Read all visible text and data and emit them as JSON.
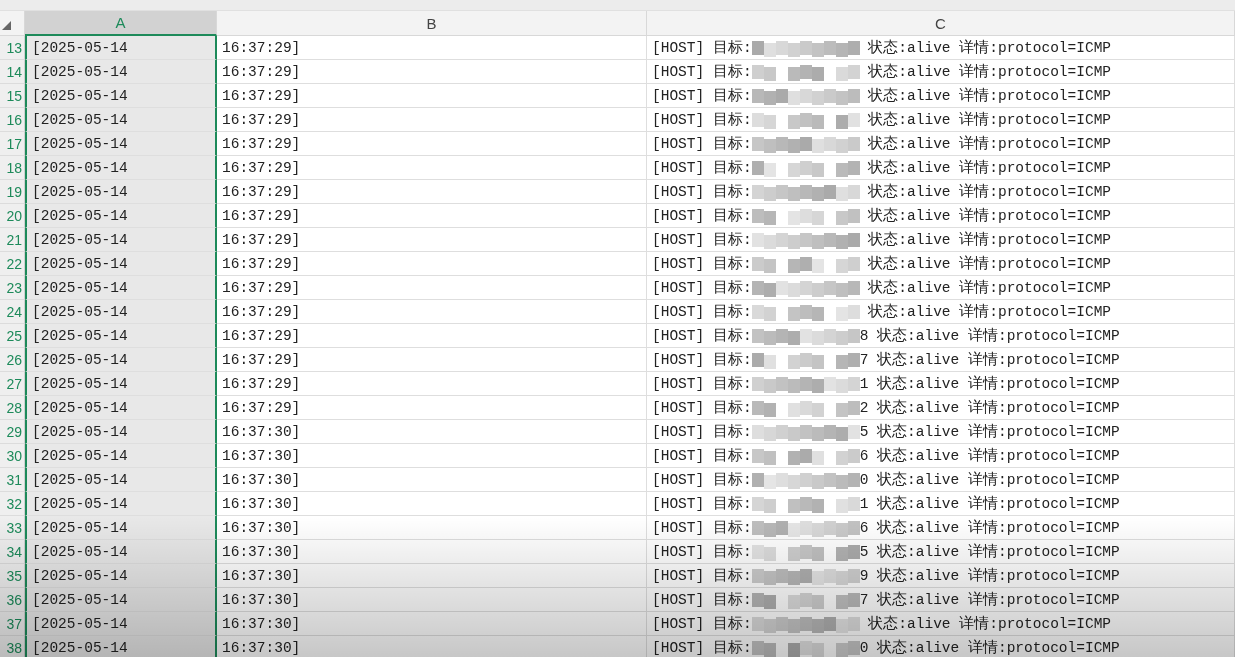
{
  "columns": [
    {
      "label": "A",
      "selected": true
    },
    {
      "label": "B",
      "selected": false
    },
    {
      "label": "C",
      "selected": false
    }
  ],
  "rows": [
    {
      "number": "13",
      "a": "[2025-05-14",
      "b": "16:37:29]",
      "c_prefix": "[HOST] 目标:",
      "c_suffix": " 状态:alive 详情:protocol=ICMP"
    },
    {
      "number": "14",
      "a": "[2025-05-14",
      "b": "16:37:29]",
      "c_prefix": "[HOST] 目标:",
      "c_suffix": " 状态:alive 详情:protocol=ICMP"
    },
    {
      "number": "15",
      "a": "[2025-05-14",
      "b": "16:37:29]",
      "c_prefix": "[HOST] 目标:",
      "c_suffix": " 状态:alive 详情:protocol=ICMP"
    },
    {
      "number": "16",
      "a": "[2025-05-14",
      "b": "16:37:29]",
      "c_prefix": "[HOST] 目标:",
      "c_suffix": " 状态:alive 详情:protocol=ICMP"
    },
    {
      "number": "17",
      "a": "[2025-05-14",
      "b": "16:37:29]",
      "c_prefix": "[HOST] 目标:",
      "c_suffix": " 状态:alive 详情:protocol=ICMP"
    },
    {
      "number": "18",
      "a": "[2025-05-14",
      "b": "16:37:29]",
      "c_prefix": "[HOST] 目标:",
      "c_suffix": " 状态:alive 详情:protocol=ICMP"
    },
    {
      "number": "19",
      "a": "[2025-05-14",
      "b": "16:37:29]",
      "c_prefix": "[HOST] 目标:",
      "c_suffix": " 状态:alive 详情:protocol=ICMP"
    },
    {
      "number": "20",
      "a": "[2025-05-14",
      "b": "16:37:29]",
      "c_prefix": "[HOST] 目标:",
      "c_suffix": " 状态:alive 详情:protocol=ICMP"
    },
    {
      "number": "21",
      "a": "[2025-05-14",
      "b": "16:37:29]",
      "c_prefix": "[HOST] 目标:",
      "c_suffix": " 状态:alive 详情:protocol=ICMP"
    },
    {
      "number": "22",
      "a": "[2025-05-14",
      "b": "16:37:29]",
      "c_prefix": "[HOST] 目标:",
      "c_suffix": " 状态:alive 详情:protocol=ICMP"
    },
    {
      "number": "23",
      "a": "[2025-05-14",
      "b": "16:37:29]",
      "c_prefix": "[HOST] 目标:",
      "c_suffix": " 状态:alive 详情:protocol=ICMP"
    },
    {
      "number": "24",
      "a": "[2025-05-14",
      "b": "16:37:29]",
      "c_prefix": "[HOST] 目标:",
      "c_suffix": " 状态:alive 详情:protocol=ICMP"
    },
    {
      "number": "25",
      "a": "[2025-05-14",
      "b": "16:37:29]",
      "c_prefix": "[HOST] 目标:",
      "c_suffix": "8 状态:alive 详情:protocol=ICMP"
    },
    {
      "number": "26",
      "a": "[2025-05-14",
      "b": "16:37:29]",
      "c_prefix": "[HOST] 目标:",
      "c_suffix": "7 状态:alive 详情:protocol=ICMP"
    },
    {
      "number": "27",
      "a": "[2025-05-14",
      "b": "16:37:29]",
      "c_prefix": "[HOST] 目标:",
      "c_suffix": "1 状态:alive 详情:protocol=ICMP"
    },
    {
      "number": "28",
      "a": "[2025-05-14",
      "b": "16:37:29]",
      "c_prefix": "[HOST] 目标:",
      "c_suffix": "2 状态:alive 详情:protocol=ICMP"
    },
    {
      "number": "29",
      "a": "[2025-05-14",
      "b": "16:37:30]",
      "c_prefix": "[HOST] 目标:",
      "c_suffix": "5 状态:alive 详情:protocol=ICMP"
    },
    {
      "number": "30",
      "a": "[2025-05-14",
      "b": "16:37:30]",
      "c_prefix": "[HOST] 目标:",
      "c_suffix": "6 状态:alive 详情:protocol=ICMP"
    },
    {
      "number": "31",
      "a": "[2025-05-14",
      "b": "16:37:30]",
      "c_prefix": "[HOST] 目标:",
      "c_suffix": "0 状态:alive 详情:protocol=ICMP"
    },
    {
      "number": "32",
      "a": "[2025-05-14",
      "b": "16:37:30]",
      "c_prefix": "[HOST] 目标:",
      "c_suffix": "1 状态:alive 详情:protocol=ICMP"
    },
    {
      "number": "33",
      "a": "[2025-05-14",
      "b": "16:37:30]",
      "c_prefix": "[HOST] 目标:",
      "c_suffix": "6 状态:alive 详情:protocol=ICMP"
    },
    {
      "number": "34",
      "a": "[2025-05-14",
      "b": "16:37:30]",
      "c_prefix": "[HOST] 目标:",
      "c_suffix": "5 状态:alive 详情:protocol=ICMP"
    },
    {
      "number": "35",
      "a": "[2025-05-14",
      "b": "16:37:30]",
      "c_prefix": "[HOST] 目标:",
      "c_suffix": "9 状态:alive 详情:protocol=ICMP"
    },
    {
      "number": "36",
      "a": "[2025-05-14",
      "b": "16:37:30]",
      "c_prefix": "[HOST] 目标:",
      "c_suffix": "7 状态:alive 详情:protocol=ICMP"
    },
    {
      "number": "37",
      "a": "[2025-05-14",
      "b": "16:37:30]",
      "c_prefix": "[HOST] 目标:",
      "c_suffix": " 状态:alive 详情:protocol=ICMP"
    },
    {
      "number": "38",
      "a": "[2025-05-14",
      "b": "16:37:30]",
      "c_prefix": "[HOST] 目标:",
      "c_suffix": "0 状态:alive 详情:protocol=ICMP"
    }
  ]
}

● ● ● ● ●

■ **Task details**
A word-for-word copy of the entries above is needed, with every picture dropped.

■ **Answer to the problem**
Read all visible text and data and emit them as JSON.
{
  "columns": [
    {
      "label": "A",
      "selected": true
    },
    {
      "label": "B",
      "selected": false
    },
    {
      "label": "C",
      "selected": false
    }
  ],
  "rows": [
    {
      "number": "13",
      "a": "[2025-05-14",
      "b": "16:37:29]",
      "c_prefix": "[HOST] 目标:",
      "c_suffix": " 状态:alive 详情:protocol=ICMP"
    },
    {
      "number": "14",
      "a": "[2025-05-14",
      "b": "16:37:29]",
      "c_prefix": "[HOST] 目标:",
      "c_suffix": " 状态:alive 详情:protocol=ICMP"
    },
    {
      "number": "15",
      "a": "[2025-05-14",
      "b": "16:37:29]",
      "c_prefix": "[HOST] 目标:",
      "c_suffix": " 状态:alive 详情:protocol=ICMP"
    },
    {
      "number": "16",
      "a": "[2025-05-14",
      "b": "16:37:29]",
      "c_prefix": "[HOST] 目标:",
      "c_suffix": " 状态:alive 详情:protocol=ICMP"
    },
    {
      "number": "17",
      "a": "[2025-05-14",
      "b": "16:37:29]",
      "c_prefix": "[HOST] 目标:",
      "c_suffix": " 状态:alive 详情:protocol=ICMP"
    },
    {
      "number": "18",
      "a": "[2025-05-14",
      "b": "16:37:29]",
      "c_prefix": "[HOST] 目标:",
      "c_suffix": " 状态:alive 详情:protocol=ICMP"
    },
    {
      "number": "19",
      "a": "[2025-05-14",
      "b": "16:37:29]",
      "c_prefix": "[HOST] 目标:",
      "c_suffix": " 状态:alive 详情:protocol=ICMP"
    },
    {
      "number": "20",
      "a": "[2025-05-14",
      "b": "16:37:29]",
      "c_prefix": "[HOST] 目标:",
      "c_suffix": " 状态:alive 详情:protocol=ICMP"
    },
    {
      "number": "21",
      "a": "[2025-05-14",
      "b": "16:37:29]",
      "c_prefix": "[HOST] 目标:",
      "c_suffix": " 状态:alive 详情:protocol=ICMP"
    },
    {
      "number": "22",
      "a": "[2025-05-14",
      "b": "16:37:29]",
      "c_prefix": "[HOST] 目标:",
      "c_suffix": " 状态:alive 详情:protocol=ICMP"
    },
    {
      "number": "23",
      "a": "[2025-05-14",
      "b": "16:37:29]",
      "c_prefix": "[HOST] 目标:",
      "c_suffix": " 状态:alive 详情:protocol=ICMP"
    },
    {
      "number": "24",
      "a": "[2025-05-14",
      "b": "16:37:29]",
      "c_prefix": "[HOST] 目标:",
      "c_suffix": " 状态:alive 详情:protocol=ICMP"
    },
    {
      "number": "25",
      "a": "[2025-05-14",
      "b": "16:37:29]",
      "c_prefix": "[HOST] 目标:",
      "c_suffix": "8 状态:alive 详情:protocol=ICMP"
    },
    {
      "number": "26",
      "a": "[2025-05-14",
      "b": "16:37:29]",
      "c_prefix": "[HOST] 目标:",
      "c_suffix": "7 状态:alive 详情:protocol=ICMP"
    },
    {
      "number": "27",
      "a": "[2025-05-14",
      "b": "16:37:29]",
      "c_prefix": "[HOST] 目标:",
      "c_suffix": "1 状态:alive 详情:protocol=ICMP"
    },
    {
      "number": "28",
      "a": "[2025-05-14",
      "b": "16:37:29]",
      "c_prefix": "[HOST] 目标:",
      "c_suffix": "2 状态:alive 详情:protocol=ICMP"
    },
    {
      "number": "29",
      "a": "[2025-05-14",
      "b": "16:37:30]",
      "c_prefix": "[HOST] 目标:",
      "c_suffix": "5 状态:alive 详情:protocol=ICMP"
    },
    {
      "number": "30",
      "a": "[2025-05-14",
      "b": "16:37:30]",
      "c_prefix": "[HOST] 目标:",
      "c_suffix": "6 状态:alive 详情:protocol=ICMP"
    },
    {
      "number": "31",
      "a": "[2025-05-14",
      "b": "16:37:30]",
      "c_prefix": "[HOST] 目标:",
      "c_suffix": "0 状态:alive 详情:protocol=ICMP"
    },
    {
      "number": "32",
      "a": "[2025-05-14",
      "b": "16:37:30]",
      "c_prefix": "[HOST] 目标:",
      "c_suffix": "1 状态:alive 详情:protocol=ICMP"
    },
    {
      "number": "33",
      "a": "[2025-05-14",
      "b": "16:37:30]",
      "c_prefix": "[HOST] 目标:",
      "c_suffix": "6 状态:alive 详情:protocol=ICMP"
    },
    {
      "number": "34",
      "a": "[2025-05-14",
      "b": "16:37:30]",
      "c_prefix": "[HOST] 目标:",
      "c_suffix": "5 状态:alive 详情:protocol=ICMP"
    },
    {
      "number": "35",
      "a": "[2025-05-14",
      "b": "16:37:30]",
      "c_prefix": "[HOST] 目标:",
      "c_suffix": "9 状态:alive 详情:protocol=ICMP"
    },
    {
      "number": "36",
      "a": "[2025-05-14",
      "b": "16:37:30]",
      "c_prefix": "[HOST] 目标:",
      "c_suffix": "7 状态:alive 详情:protocol=ICMP"
    },
    {
      "number": "37",
      "a": "[2025-05-14",
      "b": "16:37:30]",
      "c_prefix": "[HOST] 目标:",
      "c_suffix": " 状态:alive 详情:protocol=ICMP"
    },
    {
      "number": "38",
      "a": "[2025-05-14",
      "b": "16:37:30]",
      "c_prefix": "[HOST] 目标:",
      "c_suffix": "0 状态:alive 详情:protocol=ICMP"
    }
  ]
}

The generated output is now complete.